--- START ---

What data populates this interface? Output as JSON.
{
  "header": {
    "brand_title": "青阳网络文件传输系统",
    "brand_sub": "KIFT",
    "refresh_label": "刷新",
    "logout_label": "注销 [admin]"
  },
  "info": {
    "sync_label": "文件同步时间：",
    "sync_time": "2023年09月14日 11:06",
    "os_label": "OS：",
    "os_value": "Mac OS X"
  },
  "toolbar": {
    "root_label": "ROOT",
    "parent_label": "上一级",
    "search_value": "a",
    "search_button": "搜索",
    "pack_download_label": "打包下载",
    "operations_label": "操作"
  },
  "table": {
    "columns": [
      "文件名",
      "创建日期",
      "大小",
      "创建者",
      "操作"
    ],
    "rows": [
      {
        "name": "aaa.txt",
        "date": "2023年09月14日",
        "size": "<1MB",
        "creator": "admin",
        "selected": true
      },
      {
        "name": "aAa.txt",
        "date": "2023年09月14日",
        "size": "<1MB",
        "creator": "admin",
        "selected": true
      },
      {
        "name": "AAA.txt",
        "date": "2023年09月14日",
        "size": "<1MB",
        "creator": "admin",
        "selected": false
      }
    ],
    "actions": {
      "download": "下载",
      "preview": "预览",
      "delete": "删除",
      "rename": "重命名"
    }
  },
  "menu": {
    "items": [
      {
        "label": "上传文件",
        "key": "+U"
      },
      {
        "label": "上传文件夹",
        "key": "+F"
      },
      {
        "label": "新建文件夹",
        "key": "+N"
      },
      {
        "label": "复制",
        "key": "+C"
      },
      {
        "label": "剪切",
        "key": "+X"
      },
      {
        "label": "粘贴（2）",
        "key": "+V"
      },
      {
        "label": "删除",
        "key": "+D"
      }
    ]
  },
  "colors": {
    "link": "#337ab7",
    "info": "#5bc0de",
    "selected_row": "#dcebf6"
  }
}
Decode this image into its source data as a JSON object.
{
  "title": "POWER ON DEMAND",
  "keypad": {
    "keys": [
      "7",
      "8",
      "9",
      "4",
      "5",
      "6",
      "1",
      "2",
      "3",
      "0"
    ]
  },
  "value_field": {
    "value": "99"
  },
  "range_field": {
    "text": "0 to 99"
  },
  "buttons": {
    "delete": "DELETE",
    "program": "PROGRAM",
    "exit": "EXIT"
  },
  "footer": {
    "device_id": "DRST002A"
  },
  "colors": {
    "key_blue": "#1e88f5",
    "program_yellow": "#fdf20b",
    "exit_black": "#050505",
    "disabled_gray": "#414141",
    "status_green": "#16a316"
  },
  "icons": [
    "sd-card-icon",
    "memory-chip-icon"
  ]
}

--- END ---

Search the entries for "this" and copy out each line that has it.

_Result of the exercise_:
What data populates this interface? Output as JSON.
Decode this image into its source data as a JSON object.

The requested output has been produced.